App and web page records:
-=-=-=-=-

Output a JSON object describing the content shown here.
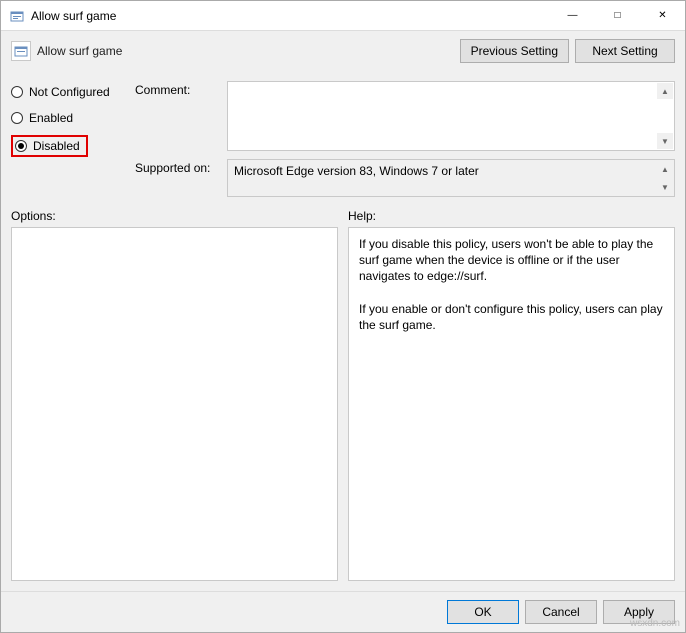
{
  "window": {
    "title": "Allow surf game",
    "controls": {
      "minimize": "—",
      "maximize": "□",
      "close": "✕"
    }
  },
  "header": {
    "title": "Allow surf game",
    "previous": "Previous Setting",
    "next": "Next Setting"
  },
  "radios": {
    "not_configured": "Not Configured",
    "enabled": "Enabled",
    "disabled": "Disabled",
    "selected": "disabled"
  },
  "labels": {
    "comment": "Comment:",
    "supported": "Supported on:",
    "options": "Options:",
    "help": "Help:"
  },
  "fields": {
    "comment": "",
    "supported": "Microsoft Edge version 83, Windows 7 or later",
    "options": "",
    "help": "If you disable this policy, users won't be able to play the surf game when the device is offline or if the user navigates to edge://surf.\n\nIf you enable or don't configure this policy, users can play the surf game."
  },
  "footer": {
    "ok": "OK",
    "cancel": "Cancel",
    "apply": "Apply"
  },
  "watermark": "wsxdn.com"
}
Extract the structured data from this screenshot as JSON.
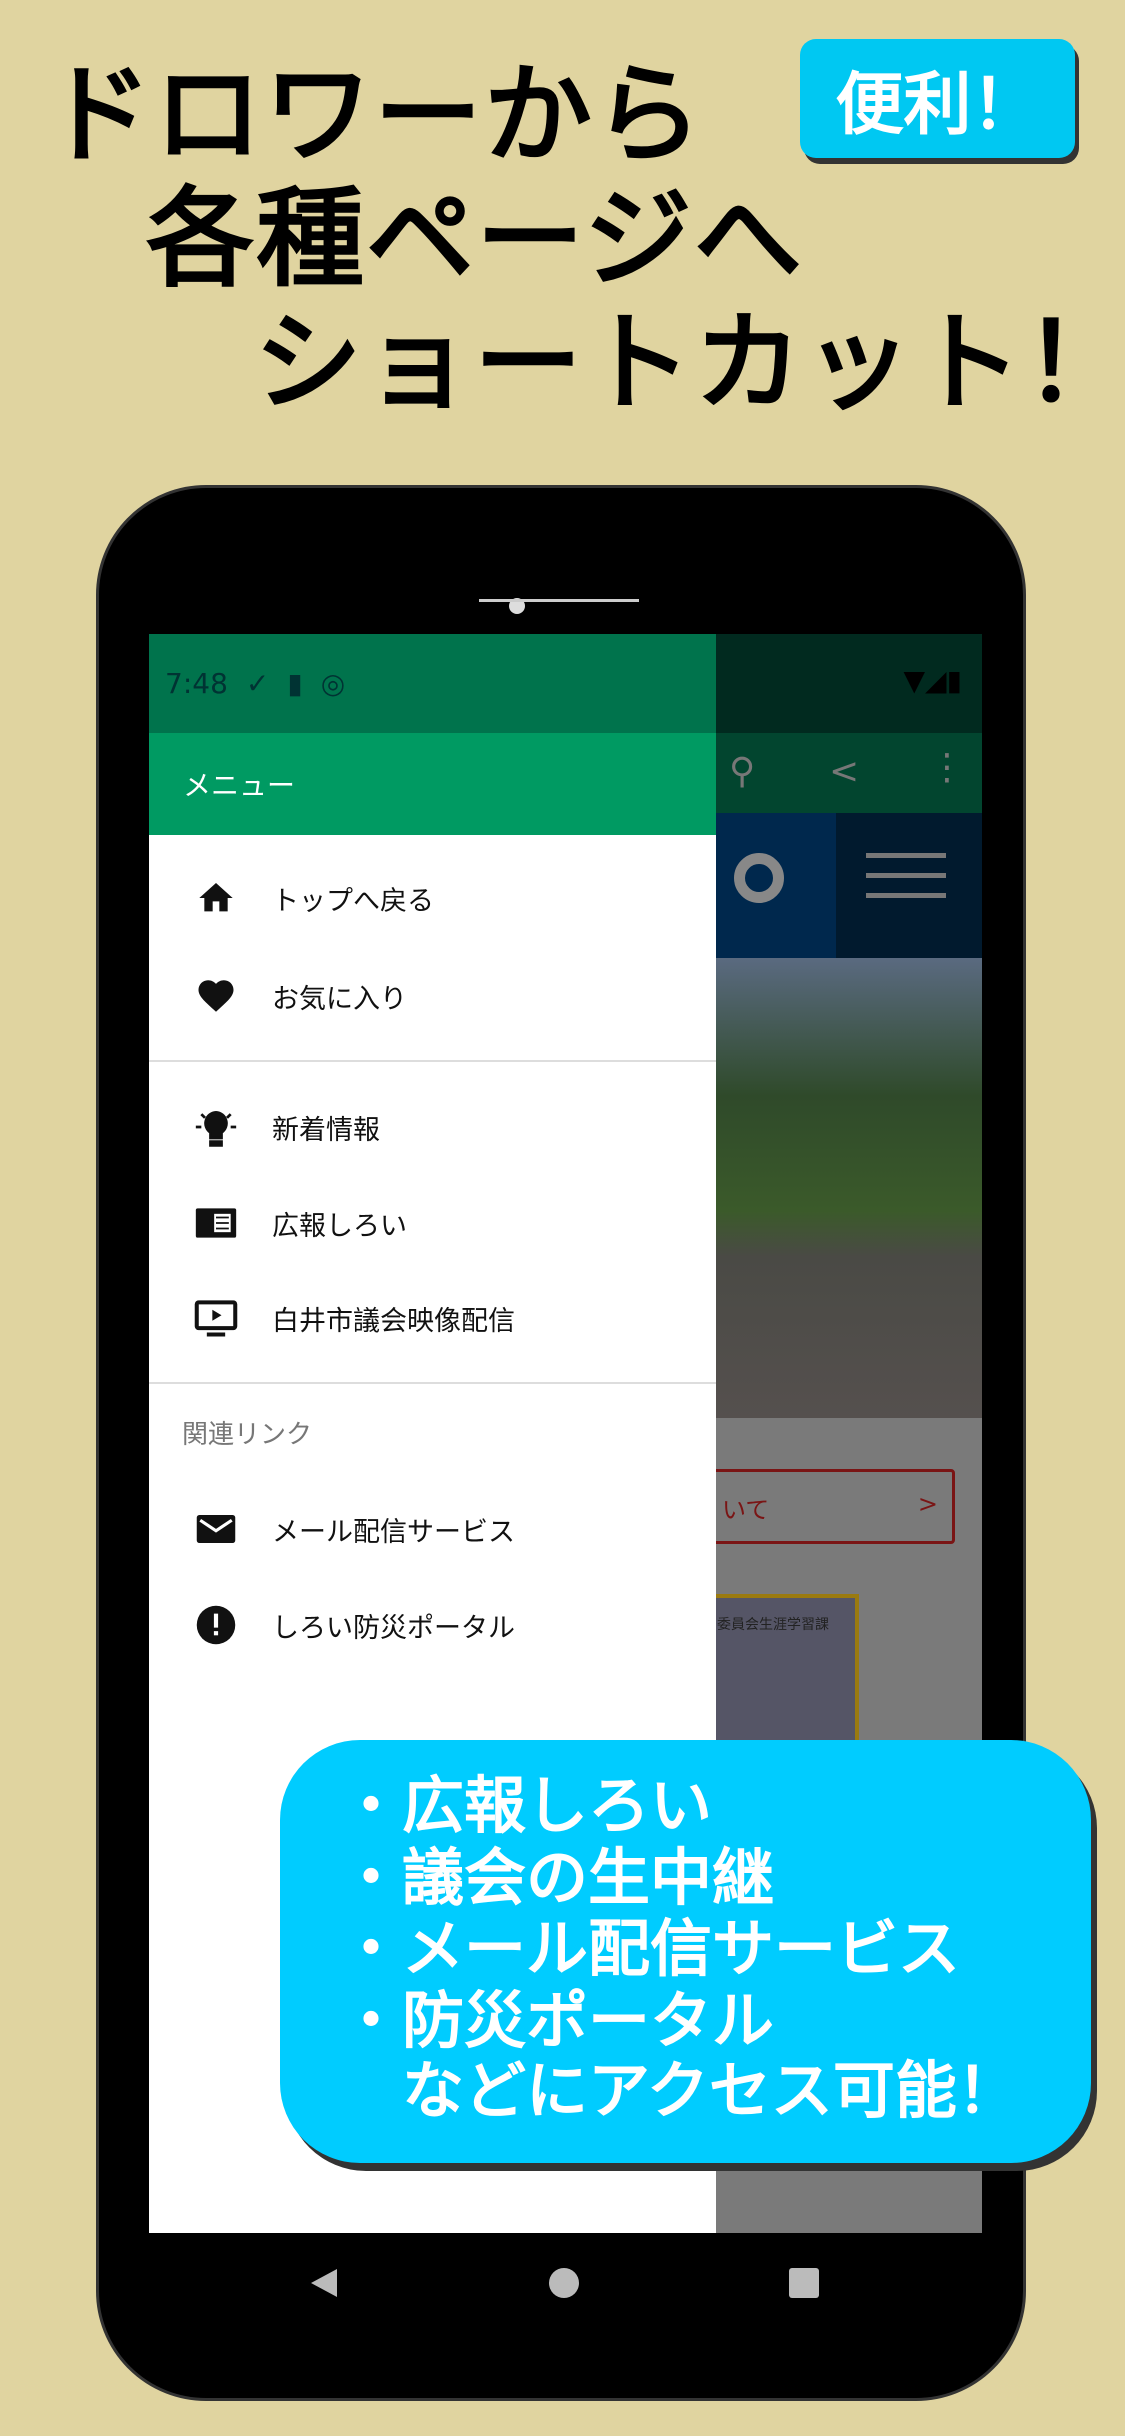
{
  "headline": {
    "line1": "ドロワーから",
    "line2": "各種ページへ",
    "line3": "ショートカット！"
  },
  "badge": "便利！",
  "status_bar": {
    "time": "7:48"
  },
  "drawer": {
    "title": "メニュー",
    "items": [
      {
        "label": "トップへ戻る",
        "icon": "home-icon"
      },
      {
        "label": "お気に入り",
        "icon": "heart-icon"
      },
      {
        "label": "新着情報",
        "icon": "lightbulb-icon"
      },
      {
        "label": "広報しろい",
        "icon": "newspaper-icon"
      },
      {
        "label": "白井市議会映像配信",
        "icon": "tv-play-icon"
      },
      {
        "label": "メール配信サービス",
        "icon": "mail-icon"
      },
      {
        "label": "しろい防災ポータル",
        "icon": "alert-icon"
      }
    ],
    "section_label": "関連リンク"
  },
  "background_page": {
    "link_text": "いて",
    "link_arrow": ">",
    "thumb_text": "委員会生涯学習課"
  },
  "bubble": {
    "lines": [
      "・広報しろい",
      "・議会の生中継",
      "・メール配信サービス",
      "・防災ポータル",
      "　などにアクセス可能！"
    ]
  },
  "colors": {
    "background": "#e0d4a0",
    "accent": "#00ccff",
    "drawer_header": "#009a62",
    "status_bar": "#00734c"
  }
}
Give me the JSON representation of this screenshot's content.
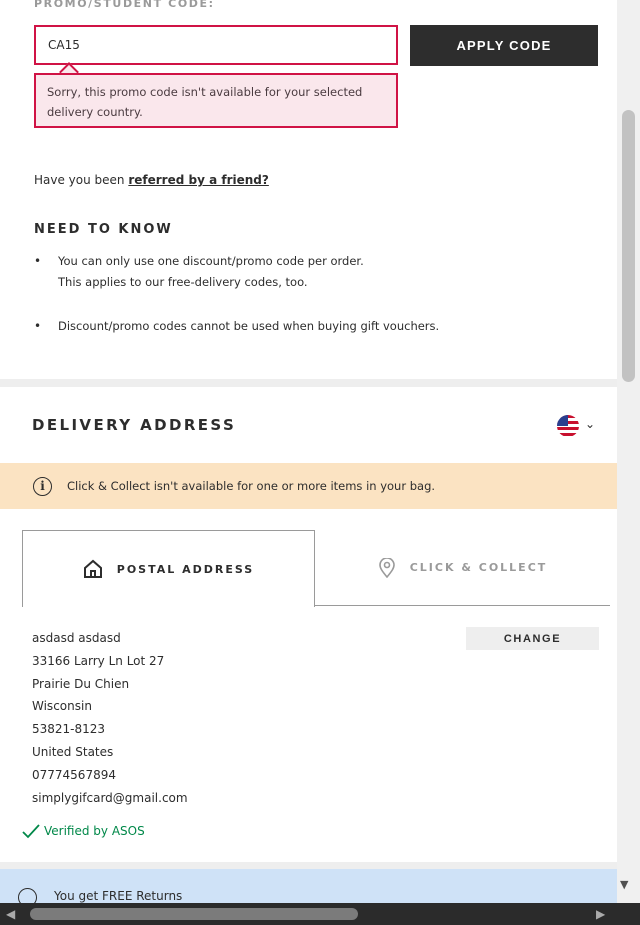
{
  "promo": {
    "label": "PROMO/STUDENT CODE:",
    "input_value": "CA15",
    "apply_label": "APPLY CODE",
    "error": "Sorry, this promo code isn't available for your selected delivery country.",
    "referred_prefix": "Have you been ",
    "referred_link": "referred by a friend?"
  },
  "need_to_know": {
    "heading": "NEED TO KNOW",
    "items": [
      {
        "line1": "You can only use one discount/promo code per order.",
        "line2": "This applies to our free-delivery codes, too."
      },
      {
        "line1": "Discount/promo codes cannot be used when buying gift vouchers.",
        "line2": ""
      }
    ]
  },
  "delivery": {
    "title": "DELIVERY ADDRESS",
    "country_icon": "us-flag-icon",
    "info_banner": "Click & Collect isn't available for one or more items in your bag.",
    "tabs": {
      "postal": "POSTAL ADDRESS",
      "collect": "CLICK & COLLECT"
    },
    "address_lines": [
      "asdasd asdasd",
      "33166 Larry Ln Lot 27",
      "Prairie Du Chien",
      "Wisconsin",
      "53821-8123",
      "United States",
      "07774567894",
      "simplygifcard@gmail.com"
    ],
    "change_label": "CHANGE",
    "verified_label": "Verified by ASOS"
  },
  "returns": {
    "text": "You get FREE Returns"
  },
  "colors": {
    "error_border": "#d01345",
    "error_bg": "#fae7ec",
    "info_bg": "#fbe3c2",
    "verified": "#018849",
    "button_dark": "#2d2d2d"
  }
}
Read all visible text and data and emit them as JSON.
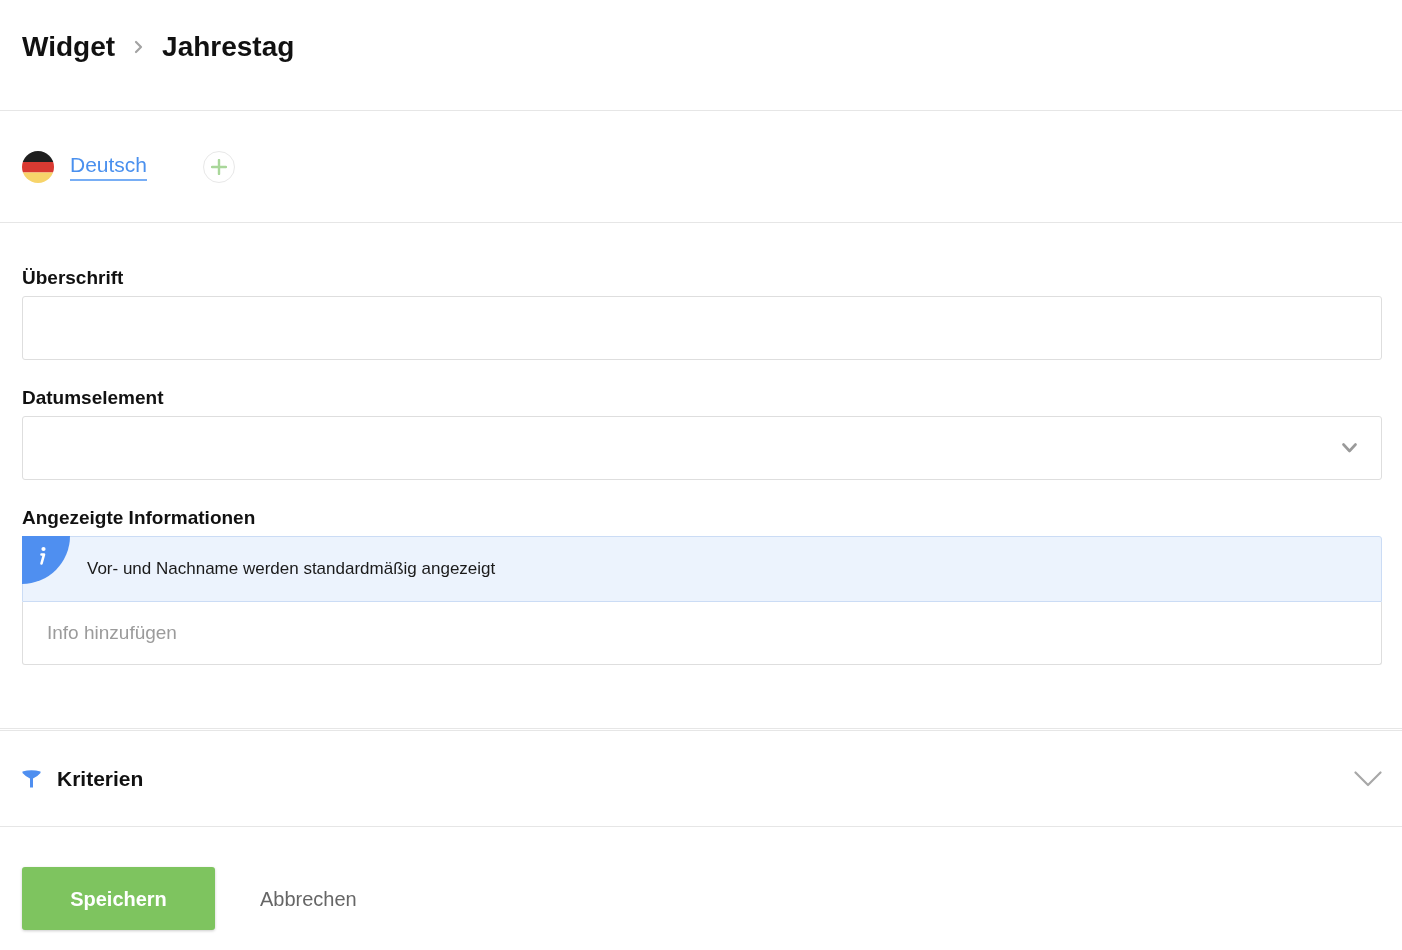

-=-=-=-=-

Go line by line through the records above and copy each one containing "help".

ANSWER SPACE:
    "help": "Help:"
    "help": "If you disable this policy, users won't be able to play the surf game when the device is offline or if the user navigates to edge://surf.\n\nIf you enable or don't configure this policy, users can play the surf game."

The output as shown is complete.